Trump’s Space Force
Written by Chuck Dixon
Illustrated and Lettered by Timothy Lim
Colored by Brett R. Smith
Cover by Dave Dorman
“Winners don’t leave. That’s how they win.”
If that sounds like a parody of something Donald Trump might say, I can’t honestly verify your guess. As a line uttered by the character President Donald Trump in the comic Trump’s Space Force — which started life as the result of an Indiegogo campaign and is now kept alive by this Antarctic Press edition — it certainly seems like a parody. But writer Chuck Dixon is well-known conservative and the book itself has been portrayed as a Comicsgate work, so maybe this isn’t a parody of something Trump might say, maybe this is meant to reflect on some level of admiration?
I don’t know, but that conundrum hangs over the entire comic, a pretty silly science fiction and political parody that almost makes no sense as a work by people who admire or support the central figure in the comic.
The plot riffs off Trump’s space force suggestion last year and posits that there’s a real invasion about to happen and Trump’s lark is the one thing standing between us and the aliens, prompting the kind of thing anyone, left or right, would agree is a complete fantasy — prompt action by our government to prevent an actual threat. This means the speedy building of the Space Force with advanced technology and the portrayal of clowns like Newt Gingrich and Sebastian Gorka as crack agents of science and forward-thinking while Nancy Pelosi is comically concerned about the state of our infrastructure and the education of our children just prior to being revealed as one of the aliens hiding amongst us. Sure, okay.
Lots of pages are milked showing off the new tech and depicting space battles with the sort of glee that seems more appropriate to kids, which, honestly, reveals the general tone of the work, this is not a sophisticated parody, but somewhat south of a tepid Mad Magazine effort. If it’s aimed for kids, then maybe this qualifies as propaganda?

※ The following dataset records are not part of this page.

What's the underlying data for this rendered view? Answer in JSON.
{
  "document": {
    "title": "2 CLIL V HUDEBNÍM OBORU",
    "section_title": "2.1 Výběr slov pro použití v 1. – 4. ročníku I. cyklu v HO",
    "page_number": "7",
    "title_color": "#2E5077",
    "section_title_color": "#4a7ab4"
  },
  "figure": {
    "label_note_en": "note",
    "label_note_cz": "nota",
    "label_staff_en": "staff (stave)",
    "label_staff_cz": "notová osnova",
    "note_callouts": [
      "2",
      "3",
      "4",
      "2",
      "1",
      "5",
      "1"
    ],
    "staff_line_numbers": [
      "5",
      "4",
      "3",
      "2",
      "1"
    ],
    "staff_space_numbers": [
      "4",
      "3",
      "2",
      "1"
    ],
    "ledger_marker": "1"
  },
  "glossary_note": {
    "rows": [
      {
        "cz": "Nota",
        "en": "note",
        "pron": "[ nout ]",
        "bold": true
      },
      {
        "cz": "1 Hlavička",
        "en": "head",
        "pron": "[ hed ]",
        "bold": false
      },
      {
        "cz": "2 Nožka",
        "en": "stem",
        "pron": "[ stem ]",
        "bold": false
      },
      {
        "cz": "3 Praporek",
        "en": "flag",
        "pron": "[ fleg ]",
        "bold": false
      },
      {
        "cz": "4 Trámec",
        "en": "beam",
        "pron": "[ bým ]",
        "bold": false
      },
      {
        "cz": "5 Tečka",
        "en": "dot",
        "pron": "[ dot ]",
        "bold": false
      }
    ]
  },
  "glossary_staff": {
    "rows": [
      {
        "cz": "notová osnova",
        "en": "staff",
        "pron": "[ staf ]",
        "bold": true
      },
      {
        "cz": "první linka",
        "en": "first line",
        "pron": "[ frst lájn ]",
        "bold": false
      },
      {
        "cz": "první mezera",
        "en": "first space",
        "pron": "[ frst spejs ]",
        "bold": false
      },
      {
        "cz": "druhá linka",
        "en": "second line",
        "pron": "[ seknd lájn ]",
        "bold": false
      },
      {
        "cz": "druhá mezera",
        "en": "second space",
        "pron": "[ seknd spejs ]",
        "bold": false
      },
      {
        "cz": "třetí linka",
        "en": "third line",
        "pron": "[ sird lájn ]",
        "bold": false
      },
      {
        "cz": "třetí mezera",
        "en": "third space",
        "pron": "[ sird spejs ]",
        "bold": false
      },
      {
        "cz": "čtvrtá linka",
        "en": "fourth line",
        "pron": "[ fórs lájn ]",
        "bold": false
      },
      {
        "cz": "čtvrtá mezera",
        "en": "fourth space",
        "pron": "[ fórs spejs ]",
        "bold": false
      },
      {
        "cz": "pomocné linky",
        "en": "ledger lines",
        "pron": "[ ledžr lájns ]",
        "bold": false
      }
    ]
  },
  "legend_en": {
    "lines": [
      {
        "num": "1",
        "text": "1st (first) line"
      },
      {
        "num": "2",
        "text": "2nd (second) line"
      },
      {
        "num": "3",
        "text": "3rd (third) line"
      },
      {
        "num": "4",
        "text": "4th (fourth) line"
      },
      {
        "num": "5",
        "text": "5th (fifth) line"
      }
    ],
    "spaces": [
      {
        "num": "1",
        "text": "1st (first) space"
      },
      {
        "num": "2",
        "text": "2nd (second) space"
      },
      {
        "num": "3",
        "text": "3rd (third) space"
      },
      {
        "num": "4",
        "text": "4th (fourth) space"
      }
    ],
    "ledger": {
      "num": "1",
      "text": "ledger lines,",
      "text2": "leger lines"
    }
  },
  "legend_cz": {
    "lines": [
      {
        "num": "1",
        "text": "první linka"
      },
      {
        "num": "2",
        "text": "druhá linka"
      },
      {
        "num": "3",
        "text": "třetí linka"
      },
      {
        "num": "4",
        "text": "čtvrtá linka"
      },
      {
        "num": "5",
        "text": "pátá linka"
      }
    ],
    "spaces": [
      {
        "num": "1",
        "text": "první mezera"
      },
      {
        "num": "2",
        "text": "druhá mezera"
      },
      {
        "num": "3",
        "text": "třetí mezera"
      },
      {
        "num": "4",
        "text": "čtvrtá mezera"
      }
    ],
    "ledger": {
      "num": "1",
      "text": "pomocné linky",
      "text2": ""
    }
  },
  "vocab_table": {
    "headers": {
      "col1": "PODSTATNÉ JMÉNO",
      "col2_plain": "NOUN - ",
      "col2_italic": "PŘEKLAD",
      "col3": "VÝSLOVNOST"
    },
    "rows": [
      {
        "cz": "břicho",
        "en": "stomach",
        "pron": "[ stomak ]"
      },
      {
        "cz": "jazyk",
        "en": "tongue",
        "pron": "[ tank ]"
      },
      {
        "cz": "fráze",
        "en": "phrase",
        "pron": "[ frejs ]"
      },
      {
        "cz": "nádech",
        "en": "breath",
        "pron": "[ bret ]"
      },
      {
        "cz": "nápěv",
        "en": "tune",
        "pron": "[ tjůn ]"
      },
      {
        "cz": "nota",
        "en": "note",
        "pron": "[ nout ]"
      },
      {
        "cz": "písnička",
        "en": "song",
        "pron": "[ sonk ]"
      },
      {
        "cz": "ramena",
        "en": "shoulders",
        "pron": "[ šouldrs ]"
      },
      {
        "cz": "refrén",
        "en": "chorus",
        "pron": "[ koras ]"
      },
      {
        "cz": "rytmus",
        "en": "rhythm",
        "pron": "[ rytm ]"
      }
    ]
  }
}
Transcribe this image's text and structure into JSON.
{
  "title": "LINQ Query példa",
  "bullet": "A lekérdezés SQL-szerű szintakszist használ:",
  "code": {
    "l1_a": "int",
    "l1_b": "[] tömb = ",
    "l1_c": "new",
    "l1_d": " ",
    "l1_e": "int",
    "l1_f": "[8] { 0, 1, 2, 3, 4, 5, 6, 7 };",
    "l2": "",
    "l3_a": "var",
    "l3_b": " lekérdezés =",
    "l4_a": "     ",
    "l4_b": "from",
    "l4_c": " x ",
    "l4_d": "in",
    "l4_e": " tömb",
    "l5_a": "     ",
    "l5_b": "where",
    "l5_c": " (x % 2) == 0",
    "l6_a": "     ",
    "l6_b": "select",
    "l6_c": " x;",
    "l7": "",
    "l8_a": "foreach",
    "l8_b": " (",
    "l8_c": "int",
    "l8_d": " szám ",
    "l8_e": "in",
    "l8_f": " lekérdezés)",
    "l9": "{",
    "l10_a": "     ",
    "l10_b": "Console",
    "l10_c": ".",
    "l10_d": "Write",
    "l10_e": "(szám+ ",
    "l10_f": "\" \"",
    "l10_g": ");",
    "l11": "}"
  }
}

I guess you could argue that, but it seems more like a satire of propaganda aimed at children than an actual effort to shape minds. Real propaganda would take the effort, no matter how absurd, to cast Trump’s space patrol ramblings as a great idea, but Dixon is making up justifications by piling on old-timey science fiction cliches and recasting Trump as Captain Kirk, which seems like a great way for Dixon to have fun, but a poor choice if trying to recast Trump as a visionary. So while it seems obvious that Dixon is going for the former — I’m sure he had a blast writing this — I’m less clear who the result of his having fun is meant for.
What’s most surprising about this effort is how tame it is. There are little jabs that qualify as coded examples of Comicsgate talking points — using the word “xir” at one point or having Trump declare the Space Force is for “men and women” with special typographical emphasis — and it’s not lost on me that the aliens are meant to be liberals, which means the comic laughingly portrays the left as outsiders trying to destroy the American way of life for which the only solution is mass murder delivered with lots of bravado. But it’s all so facile in its presentation of these notions. And that’s okay since I suppose even fascists like to have silly fun.
My preference would be for this to be whittled down to six pages. I think it would work much better like that, and the breeziness of the story itself would be better represented by a page count that matched it with pacing. But that’s just nitpicking when weighed against the enormity of the struggle for a glorious American tomorrow. Trump’s Space Force is destined to be a curio regardless of anything. Whether it’s a curio in a world where Trump didn’t leave and heralded in the Great Trumpian Dynasty, kept afloat by sham elections and puppet presidents, or whether he shrivels into the great sweep of history that astonishingly lucky scumbags like him deserve, it’s still too early to tell.
One thing is for certain — everything Trump is portrayed as doing in this comic, while laughable, wouldn’t be as funny if it was about Putin instead. You ever seen that guy without a shirt? Man of action. Puts our pudgy, orange leader to shame. Putin’s Space Force? I’d have a lot more faith in that to save the universe than one conceived of and led by this American Caligula.
Hmm … American Caligula … anyone can feel free to use that for the next Trump comic book. As for Putin’s Space Force … that’s mine.